• BBC Micro:bit
• Tinkercademy GVS Breakout Board
• 28BYJ-48 stepper motor
• ULN2003 stepper motor driver board
• 9V battery pack
• 3 x analog light sensors
• F-F jumper wires
• M-F jumper wires

Craft materials
• 2 ice cream sticks
• 5 straws
• Wood or sturdy cardboard
• Paper

• Tape
• Blu Tack


Connect components
We begin by slotting our micro:bit into the breakout board, and connecting the light sensors to P0, P1, and P2.


Connect stepper motorl
Next, connect the stepper motor driver’s IN1, IN2, IN3, and IN4 to the micro:bit on P3, P4, P6, and P7 respectively. We avoid P5 on the micro:bit because it connects to button A, and we might want to use that button. See for more information.

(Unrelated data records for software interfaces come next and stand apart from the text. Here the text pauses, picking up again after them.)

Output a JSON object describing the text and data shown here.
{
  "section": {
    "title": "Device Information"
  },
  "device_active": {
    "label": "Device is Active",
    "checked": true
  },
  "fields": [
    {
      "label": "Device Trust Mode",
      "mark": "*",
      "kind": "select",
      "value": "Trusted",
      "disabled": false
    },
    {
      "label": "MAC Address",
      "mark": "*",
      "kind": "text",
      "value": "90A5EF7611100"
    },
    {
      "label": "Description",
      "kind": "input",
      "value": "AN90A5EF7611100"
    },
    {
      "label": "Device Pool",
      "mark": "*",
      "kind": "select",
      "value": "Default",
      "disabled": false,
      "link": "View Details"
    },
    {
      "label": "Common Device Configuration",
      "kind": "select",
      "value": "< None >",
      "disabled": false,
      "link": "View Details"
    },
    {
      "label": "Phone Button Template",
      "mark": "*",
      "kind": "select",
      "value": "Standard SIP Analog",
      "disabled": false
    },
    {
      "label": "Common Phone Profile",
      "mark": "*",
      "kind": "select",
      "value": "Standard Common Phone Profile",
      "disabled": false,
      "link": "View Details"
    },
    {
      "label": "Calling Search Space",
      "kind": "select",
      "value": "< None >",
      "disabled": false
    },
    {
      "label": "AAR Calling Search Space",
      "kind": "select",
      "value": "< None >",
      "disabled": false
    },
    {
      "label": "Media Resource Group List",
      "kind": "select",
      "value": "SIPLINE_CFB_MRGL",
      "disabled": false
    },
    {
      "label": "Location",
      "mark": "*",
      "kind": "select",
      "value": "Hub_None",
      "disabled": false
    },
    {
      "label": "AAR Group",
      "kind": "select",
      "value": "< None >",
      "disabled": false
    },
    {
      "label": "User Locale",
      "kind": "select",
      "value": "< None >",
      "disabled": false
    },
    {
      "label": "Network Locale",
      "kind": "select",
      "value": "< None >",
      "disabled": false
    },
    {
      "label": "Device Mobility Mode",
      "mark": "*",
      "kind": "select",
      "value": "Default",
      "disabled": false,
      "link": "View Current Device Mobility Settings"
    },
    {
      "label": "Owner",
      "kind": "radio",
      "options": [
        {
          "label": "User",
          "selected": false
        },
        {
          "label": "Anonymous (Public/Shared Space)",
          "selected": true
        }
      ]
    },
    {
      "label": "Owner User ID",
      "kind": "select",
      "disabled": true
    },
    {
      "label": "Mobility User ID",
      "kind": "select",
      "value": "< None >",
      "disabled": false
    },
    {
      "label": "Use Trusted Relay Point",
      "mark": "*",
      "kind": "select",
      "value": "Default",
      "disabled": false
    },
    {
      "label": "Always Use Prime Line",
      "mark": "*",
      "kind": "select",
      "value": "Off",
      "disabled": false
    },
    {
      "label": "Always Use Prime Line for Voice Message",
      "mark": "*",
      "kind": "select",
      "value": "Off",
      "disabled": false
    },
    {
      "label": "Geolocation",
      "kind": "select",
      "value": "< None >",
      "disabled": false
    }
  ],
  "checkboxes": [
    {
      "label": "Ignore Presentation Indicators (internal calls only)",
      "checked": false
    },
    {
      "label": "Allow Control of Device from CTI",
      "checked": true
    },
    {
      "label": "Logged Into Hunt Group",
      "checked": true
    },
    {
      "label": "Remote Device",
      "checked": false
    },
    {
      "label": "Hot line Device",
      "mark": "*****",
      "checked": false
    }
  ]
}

Power the driver
Use two M-F jumper wires to extend the positive and negative pins on the driver board, then connect a battery pack to the pins on the driver board.


Making the sunbrella
Make a paper umbrella! You can follow our sample video at for instructions. You can make it purely out of paper, but here, we use straws to add a little structural support and mobility. (It closes! Well…kind of.)


Let there be light sensors
Attach the light sensors to the umbrella. With 3 light sensors, we can put them along a row to track the sun’s movement from east to west. Attach them such that two are along the edges of the umbrella, and one is right at the top.


Make a stand
Cut out a stand from cardboard, wood, or any material that eventually can stand on its own and will not be blown over by the wind


Motor-shaped hole
Trace and bore out a stepper motor shaped hole in your stand. The stepper motor should fit snugly and not move when it is pushed into this hole. Make it a little more snug than a glove.


More boring steps
Bore appropriately-sized holes into the ice cream sticks, then extend the stepper motor’s shaft with two ice cream sticks screwed tightly together to sandwich the shaft.

(If you don’t have a drill, don’t worry - ordinary stationery can work equally well! The ice cream sticks pictured were drilled with a pen knife and a generous helping of patience. There are also other methods to extend a motor’s shaft, such as using shaft couplers or gear trains, but we figure readers are even less likely to have those.)

Get creative with your solutions! This is just one method, You might want to explore laser cutting or 3D printing your own shaft extension instead.


Motoring the umbrella
Now, tape the shaft extension to the spine of the umbrella, making sure it is secure.


Stand up
Push and secure the stepper motor into the snug hole in the stand. The light sensors should face the sides of the stand, so the rotation of the umbrella follows the line created by the 3 light sensors.


Under my umbrella
Attach the micro:bit and motor driver to the stand, connect all the components, and extend the components with jumper wires if needed.

The light sensor right at the top of the sunbrella should be connected to P1, and the sensors at the sides should correspond to the appropriate pins that influence which direction the sunbrella rotates towards.

(Remember to connect a battery as well!)


Finally, code up the micro:bit! What we want to see is that the umbrella should move towards where the sun is brightest. Hence, if the light sensors on either side are reading a higher value than the light sensor in the middle, move the umbrella towards the sensor with a higher value.

Code and References

Made this activity? Good Job! Now spread the word. Share a photo of your creation on social media with #letsgethacking #Sunbrella